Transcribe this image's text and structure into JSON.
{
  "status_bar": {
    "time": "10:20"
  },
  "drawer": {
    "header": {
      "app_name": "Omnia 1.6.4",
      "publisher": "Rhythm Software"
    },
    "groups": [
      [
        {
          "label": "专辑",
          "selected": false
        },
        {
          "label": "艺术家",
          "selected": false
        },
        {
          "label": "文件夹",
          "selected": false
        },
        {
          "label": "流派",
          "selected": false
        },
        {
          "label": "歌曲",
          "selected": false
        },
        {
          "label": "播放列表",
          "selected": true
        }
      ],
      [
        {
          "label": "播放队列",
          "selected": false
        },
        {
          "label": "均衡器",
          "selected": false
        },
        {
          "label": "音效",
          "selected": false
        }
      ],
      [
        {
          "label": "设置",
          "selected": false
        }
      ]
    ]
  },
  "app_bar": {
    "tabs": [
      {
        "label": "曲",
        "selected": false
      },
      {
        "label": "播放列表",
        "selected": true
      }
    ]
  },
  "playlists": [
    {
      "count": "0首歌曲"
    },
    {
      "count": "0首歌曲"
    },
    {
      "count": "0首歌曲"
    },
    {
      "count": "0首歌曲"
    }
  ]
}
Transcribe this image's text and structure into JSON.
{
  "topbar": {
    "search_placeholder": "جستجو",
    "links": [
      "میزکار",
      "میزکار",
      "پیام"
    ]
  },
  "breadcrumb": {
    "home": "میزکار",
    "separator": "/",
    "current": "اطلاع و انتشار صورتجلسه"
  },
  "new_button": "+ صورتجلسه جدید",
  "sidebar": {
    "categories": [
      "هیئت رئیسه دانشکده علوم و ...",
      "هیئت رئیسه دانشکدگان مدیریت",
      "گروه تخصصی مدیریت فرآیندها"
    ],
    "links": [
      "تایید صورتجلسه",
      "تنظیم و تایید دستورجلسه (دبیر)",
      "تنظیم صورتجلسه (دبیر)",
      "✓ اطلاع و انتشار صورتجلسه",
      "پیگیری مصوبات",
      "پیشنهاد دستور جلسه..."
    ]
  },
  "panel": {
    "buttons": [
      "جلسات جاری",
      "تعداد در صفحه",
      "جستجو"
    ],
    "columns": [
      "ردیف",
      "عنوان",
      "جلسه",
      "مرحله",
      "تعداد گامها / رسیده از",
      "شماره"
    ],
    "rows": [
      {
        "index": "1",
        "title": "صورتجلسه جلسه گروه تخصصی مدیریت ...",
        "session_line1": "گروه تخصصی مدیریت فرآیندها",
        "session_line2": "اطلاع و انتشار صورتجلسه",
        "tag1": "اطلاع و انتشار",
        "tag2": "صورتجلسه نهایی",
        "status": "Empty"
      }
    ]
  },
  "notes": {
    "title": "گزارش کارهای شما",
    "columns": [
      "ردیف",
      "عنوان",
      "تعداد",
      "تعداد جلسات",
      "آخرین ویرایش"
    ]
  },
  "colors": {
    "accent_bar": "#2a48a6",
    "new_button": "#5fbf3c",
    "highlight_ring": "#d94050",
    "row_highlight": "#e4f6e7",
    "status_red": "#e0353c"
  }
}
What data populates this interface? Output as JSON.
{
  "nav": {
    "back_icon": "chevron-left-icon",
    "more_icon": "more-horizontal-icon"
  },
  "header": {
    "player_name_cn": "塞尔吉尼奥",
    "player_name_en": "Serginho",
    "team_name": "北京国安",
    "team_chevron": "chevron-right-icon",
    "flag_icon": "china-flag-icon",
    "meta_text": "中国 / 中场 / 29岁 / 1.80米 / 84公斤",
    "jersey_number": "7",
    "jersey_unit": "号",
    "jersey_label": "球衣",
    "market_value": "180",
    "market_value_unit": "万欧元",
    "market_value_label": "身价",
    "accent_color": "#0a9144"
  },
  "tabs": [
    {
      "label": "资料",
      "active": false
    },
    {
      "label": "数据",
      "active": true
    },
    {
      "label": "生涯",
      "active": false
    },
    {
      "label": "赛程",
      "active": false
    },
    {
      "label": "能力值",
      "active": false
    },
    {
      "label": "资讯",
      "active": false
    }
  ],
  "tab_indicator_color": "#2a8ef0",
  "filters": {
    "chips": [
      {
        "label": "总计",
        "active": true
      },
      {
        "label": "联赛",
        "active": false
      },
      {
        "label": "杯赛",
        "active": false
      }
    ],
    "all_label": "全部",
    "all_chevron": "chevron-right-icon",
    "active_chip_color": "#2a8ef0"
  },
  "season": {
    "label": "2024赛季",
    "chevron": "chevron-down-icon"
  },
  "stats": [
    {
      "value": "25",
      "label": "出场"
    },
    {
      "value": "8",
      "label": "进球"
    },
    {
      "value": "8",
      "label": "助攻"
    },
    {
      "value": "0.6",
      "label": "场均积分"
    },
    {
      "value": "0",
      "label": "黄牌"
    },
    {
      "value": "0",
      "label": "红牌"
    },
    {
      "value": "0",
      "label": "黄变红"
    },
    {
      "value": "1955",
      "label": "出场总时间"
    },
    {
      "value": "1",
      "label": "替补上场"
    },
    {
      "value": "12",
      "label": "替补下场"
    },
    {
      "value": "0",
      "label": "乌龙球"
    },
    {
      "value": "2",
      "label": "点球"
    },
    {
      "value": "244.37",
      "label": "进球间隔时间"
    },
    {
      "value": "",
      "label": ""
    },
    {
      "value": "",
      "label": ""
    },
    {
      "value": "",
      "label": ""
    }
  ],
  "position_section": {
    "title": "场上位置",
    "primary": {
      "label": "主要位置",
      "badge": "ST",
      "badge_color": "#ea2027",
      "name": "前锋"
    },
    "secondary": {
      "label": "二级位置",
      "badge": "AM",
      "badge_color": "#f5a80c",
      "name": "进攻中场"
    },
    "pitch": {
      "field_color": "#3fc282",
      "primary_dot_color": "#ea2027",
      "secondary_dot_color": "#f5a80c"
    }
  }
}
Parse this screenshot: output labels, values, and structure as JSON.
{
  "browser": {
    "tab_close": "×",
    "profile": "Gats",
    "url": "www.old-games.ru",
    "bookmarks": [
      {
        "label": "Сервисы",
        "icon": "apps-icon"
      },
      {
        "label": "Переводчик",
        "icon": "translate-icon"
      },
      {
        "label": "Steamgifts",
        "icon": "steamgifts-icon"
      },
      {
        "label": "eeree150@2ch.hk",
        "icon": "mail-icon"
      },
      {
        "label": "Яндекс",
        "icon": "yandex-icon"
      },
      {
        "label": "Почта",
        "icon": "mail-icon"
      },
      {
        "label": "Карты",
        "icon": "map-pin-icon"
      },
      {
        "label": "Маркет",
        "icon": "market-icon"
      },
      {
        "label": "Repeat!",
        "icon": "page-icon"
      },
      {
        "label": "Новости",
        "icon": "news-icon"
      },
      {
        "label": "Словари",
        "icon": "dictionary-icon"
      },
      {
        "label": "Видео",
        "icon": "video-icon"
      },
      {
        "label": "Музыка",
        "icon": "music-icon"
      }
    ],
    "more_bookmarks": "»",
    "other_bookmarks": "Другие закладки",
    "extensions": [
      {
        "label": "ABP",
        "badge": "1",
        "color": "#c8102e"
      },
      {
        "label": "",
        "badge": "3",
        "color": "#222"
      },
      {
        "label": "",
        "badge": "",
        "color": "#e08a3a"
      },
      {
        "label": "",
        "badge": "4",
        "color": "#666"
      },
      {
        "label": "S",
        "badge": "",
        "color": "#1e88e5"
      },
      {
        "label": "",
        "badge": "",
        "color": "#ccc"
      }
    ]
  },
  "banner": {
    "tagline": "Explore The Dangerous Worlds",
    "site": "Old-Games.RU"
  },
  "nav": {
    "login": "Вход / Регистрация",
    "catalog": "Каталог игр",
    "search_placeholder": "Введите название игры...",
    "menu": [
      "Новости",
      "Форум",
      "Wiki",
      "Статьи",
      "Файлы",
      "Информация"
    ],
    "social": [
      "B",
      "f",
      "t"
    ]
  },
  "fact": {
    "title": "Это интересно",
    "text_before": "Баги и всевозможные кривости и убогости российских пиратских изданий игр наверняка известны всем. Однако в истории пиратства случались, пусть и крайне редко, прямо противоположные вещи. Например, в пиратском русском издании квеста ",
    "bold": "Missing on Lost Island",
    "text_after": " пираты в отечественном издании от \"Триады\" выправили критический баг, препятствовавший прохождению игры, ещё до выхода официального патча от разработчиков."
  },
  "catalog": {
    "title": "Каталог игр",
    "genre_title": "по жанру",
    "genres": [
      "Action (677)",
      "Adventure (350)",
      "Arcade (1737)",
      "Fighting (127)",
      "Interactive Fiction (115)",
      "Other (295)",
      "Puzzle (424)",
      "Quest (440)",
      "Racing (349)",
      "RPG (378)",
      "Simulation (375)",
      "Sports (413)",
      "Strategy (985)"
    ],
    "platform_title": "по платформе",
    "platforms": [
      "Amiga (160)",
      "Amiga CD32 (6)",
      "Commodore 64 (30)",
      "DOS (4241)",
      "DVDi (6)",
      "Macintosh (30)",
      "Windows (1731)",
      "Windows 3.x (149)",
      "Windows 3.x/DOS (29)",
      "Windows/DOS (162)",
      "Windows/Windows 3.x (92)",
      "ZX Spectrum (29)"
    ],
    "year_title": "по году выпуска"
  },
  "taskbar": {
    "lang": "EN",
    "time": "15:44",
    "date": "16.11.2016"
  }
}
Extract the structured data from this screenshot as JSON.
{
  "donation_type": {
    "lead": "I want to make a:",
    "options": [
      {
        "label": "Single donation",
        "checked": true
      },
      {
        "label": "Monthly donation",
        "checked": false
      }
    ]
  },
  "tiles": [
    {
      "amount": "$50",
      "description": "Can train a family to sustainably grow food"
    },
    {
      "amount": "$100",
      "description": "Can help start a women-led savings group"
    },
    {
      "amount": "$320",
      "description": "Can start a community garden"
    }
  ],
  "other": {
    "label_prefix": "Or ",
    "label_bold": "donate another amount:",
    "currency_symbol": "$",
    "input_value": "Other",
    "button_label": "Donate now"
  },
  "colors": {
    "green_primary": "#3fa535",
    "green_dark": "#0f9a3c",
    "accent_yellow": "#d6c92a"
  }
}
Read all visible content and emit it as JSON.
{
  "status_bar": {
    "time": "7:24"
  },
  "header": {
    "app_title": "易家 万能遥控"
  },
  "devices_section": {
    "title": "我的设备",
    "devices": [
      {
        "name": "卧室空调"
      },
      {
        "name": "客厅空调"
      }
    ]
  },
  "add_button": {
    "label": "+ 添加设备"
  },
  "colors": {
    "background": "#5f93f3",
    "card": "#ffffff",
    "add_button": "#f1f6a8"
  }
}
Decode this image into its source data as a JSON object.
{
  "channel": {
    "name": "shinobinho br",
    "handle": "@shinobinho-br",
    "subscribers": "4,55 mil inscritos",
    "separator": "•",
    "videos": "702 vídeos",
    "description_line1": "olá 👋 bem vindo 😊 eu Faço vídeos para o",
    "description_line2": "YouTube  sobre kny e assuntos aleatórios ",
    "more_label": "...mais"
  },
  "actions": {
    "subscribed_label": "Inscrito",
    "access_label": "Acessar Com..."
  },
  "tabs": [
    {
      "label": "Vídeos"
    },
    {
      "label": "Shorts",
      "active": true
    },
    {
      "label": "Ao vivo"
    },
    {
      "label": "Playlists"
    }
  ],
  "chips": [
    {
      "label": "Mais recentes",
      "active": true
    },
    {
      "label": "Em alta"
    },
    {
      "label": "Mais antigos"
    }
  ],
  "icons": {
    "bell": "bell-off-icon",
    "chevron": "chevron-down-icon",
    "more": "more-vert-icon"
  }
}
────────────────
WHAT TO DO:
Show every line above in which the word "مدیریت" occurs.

FINAL ANSWER:
      "هیئت رئیسه دانشکدگان مدیریت",
      "گروه تخصصی مدیریت فرآیندها"
        "title": "صورتجلسه جلسه گروه تخصصی مدیریت ...",
        "session_line1": "گروه تخصصی مدیریت فرآیندها",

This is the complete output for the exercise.